Source data =
---

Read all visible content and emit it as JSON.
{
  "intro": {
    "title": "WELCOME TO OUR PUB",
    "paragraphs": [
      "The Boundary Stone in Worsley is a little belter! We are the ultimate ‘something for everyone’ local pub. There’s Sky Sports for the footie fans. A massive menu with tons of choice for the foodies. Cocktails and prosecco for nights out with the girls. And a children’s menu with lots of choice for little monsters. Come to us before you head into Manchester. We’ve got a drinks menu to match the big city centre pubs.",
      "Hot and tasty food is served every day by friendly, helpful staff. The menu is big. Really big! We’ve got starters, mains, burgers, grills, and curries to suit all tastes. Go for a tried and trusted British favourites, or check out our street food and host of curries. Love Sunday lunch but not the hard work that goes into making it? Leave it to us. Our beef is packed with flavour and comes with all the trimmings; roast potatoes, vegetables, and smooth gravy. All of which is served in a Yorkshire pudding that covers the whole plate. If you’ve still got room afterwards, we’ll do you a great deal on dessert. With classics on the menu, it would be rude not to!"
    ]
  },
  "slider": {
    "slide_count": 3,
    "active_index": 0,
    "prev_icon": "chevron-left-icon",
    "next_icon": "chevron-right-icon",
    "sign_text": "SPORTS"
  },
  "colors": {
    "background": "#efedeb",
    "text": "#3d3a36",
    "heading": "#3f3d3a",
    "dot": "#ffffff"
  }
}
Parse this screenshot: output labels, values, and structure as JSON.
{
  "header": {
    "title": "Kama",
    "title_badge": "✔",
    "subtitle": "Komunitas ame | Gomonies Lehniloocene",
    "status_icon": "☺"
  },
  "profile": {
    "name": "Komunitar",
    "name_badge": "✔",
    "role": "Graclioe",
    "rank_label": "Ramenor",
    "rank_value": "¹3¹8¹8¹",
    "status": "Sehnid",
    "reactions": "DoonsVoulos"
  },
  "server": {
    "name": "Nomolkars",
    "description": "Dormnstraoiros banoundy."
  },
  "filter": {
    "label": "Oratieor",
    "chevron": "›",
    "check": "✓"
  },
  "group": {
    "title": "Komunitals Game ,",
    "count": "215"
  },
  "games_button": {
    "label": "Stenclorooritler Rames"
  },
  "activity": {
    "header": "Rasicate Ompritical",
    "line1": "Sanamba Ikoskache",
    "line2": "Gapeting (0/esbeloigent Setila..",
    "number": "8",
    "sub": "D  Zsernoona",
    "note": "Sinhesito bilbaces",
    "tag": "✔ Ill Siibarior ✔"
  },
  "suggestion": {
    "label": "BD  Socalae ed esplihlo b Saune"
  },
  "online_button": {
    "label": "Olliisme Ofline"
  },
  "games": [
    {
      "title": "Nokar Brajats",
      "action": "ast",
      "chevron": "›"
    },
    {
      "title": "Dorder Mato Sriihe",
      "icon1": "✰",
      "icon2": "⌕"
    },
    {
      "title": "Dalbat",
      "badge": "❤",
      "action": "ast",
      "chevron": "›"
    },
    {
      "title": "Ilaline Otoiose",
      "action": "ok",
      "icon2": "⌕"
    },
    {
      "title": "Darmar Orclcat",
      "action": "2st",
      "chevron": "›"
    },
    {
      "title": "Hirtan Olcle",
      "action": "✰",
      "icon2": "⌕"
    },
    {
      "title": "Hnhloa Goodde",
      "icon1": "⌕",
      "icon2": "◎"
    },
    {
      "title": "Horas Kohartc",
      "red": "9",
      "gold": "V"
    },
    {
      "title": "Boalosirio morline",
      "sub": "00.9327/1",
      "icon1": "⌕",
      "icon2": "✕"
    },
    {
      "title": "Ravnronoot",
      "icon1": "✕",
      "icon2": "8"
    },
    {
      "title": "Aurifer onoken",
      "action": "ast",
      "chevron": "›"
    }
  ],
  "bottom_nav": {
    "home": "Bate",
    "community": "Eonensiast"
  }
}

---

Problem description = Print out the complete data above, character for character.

Result =
Read all visible content and emit it as JSON.
{
  "intro": {
    "title": "WELCOME TO OUR PUB",
    "paragraphs": [
      "The Boundary Stone in Worsley is a little belter! We are the ultimate ‘something for everyone’ local pub. There’s Sky Sports for the footie fans. A massive menu with tons of choice for the foodies. Cocktails and prosecco for nights out with the girls. And a children’s menu with lots of choice for little monsters. Come to us before you head into Manchester. We’ve got a drinks menu to match the big city centre pubs.",
      "Hot and tasty food is served every day by friendly, helpful staff. The menu is big. Really big! We’ve got starters, mains, burgers, grills, and curries to suit all tastes. Go for a tried and trusted British favourites, or check out our street food and host of curries. Love Sunday lunch but not the hard work that goes into making it? Leave it to us. Our beef is packed with flavour and comes with all the trimmings; roast potatoes, vegetables, and smooth gravy. All of which is served in a Yorkshire pudding that covers the whole plate. If you’ve still got room afterwards, we’ll do you a great deal on dessert. With classics on the menu, it would be rude not to!"
    ]
  },
  "slider": {
    "slide_count": 3,
    "active_index": 0,
    "prev_icon": "chevron-left-icon",
    "next_icon": "chevron-right-icon",
    "sign_text": "SPORTS"
  },
  "colors": {
    "background": "#efedeb",
    "text": "#3d3a36",
    "heading": "#3f3d3a",
    "dot": "#ffffff"
  }
}
Parse this screenshot: output labels, values, and structure as JSON.
{
  "header": {
    "title": "Kama",
    "title_badge": "✔",
    "subtitle": "Komunitas ame | Gomonies Lehniloocene",
    "status_icon": "☺"
  },
  "profile": {
    "name": "Komunitar",
    "name_badge": "✔",
    "role": "Graclioe",
    "rank_label": "Ramenor",
    "rank_value": "¹3¹8¹8¹",
    "status": "Sehnid",
    "reactions": "DoonsVoulos"
  },
  "server": {
    "name": "Nomolkars",
    "description": "Dormnstraoiros banoundy."
  },
  "filter": {
    "label": "Oratieor",
    "chevron": "›",
    "check": "✓"
  },
  "group": {
    "title": "Komunitals Game ,",
    "count": "215"
  },
  "games_button": {
    "label": "Stenclorooritler Rames"
  },
  "activity": {
    "header": "Rasicate Ompritical",
    "line1": "Sanamba Ikoskache",
    "line2": "Gapeting (0/esbeloigent Setila..",
    "number": "8",
    "sub": "D  Zsernoona",
    "note": "Sinhesito bilbaces",
    "tag": "✔ Ill Siibarior ✔"
  },
  "suggestion": {
    "label": "BD  Socalae ed esplihlo b Saune"
  },
  "online_button": {
    "label": "Olliisme Ofline"
  },
  "games": [
    {
      "title": "Nokar Brajats",
      "action": "ast",
      "chevron": "›"
    },
    {
      "title": "Dorder Mato Sriihe",
      "icon1": "✰",
      "icon2": "⌕"
    },
    {
      "title": "Dalbat",
      "badge": "❤",
      "action": "ast",
      "chevron": "›"
    },
    {
      "title": "Ilaline Otoiose",
      "action": "ok",
      "icon2": "⌕"
    },
    {
      "title": "Darmar Orclcat",
      "action": "2st",
      "chevron": "›"
    },
    {
      "title": "Hirtan Olcle",
      "action": "✰",
      "icon2": "⌕"
    },
    {
      "title": "Hnhloa Goodde",
      "icon1": "⌕",
      "icon2": "◎"
    },
    {
      "title": "Horas Kohartc",
      "red": "9",
      "gold": "V"
    },
    {
      "title": "Boalosirio morline",
      "sub": "00.9327/1",
      "icon1": "⌕",
      "icon2": "✕"
    },
    {
      "title": "Ravnronoot",
      "icon1": "✕",
      "icon2": "8"
    },
    {
      "title": "Aurifer onoken",
      "action": "ast",
      "chevron": "›"
    }
  ],
  "bottom_nav": {
    "home": "Bate",
    "community": "Eonensiast"
  }
}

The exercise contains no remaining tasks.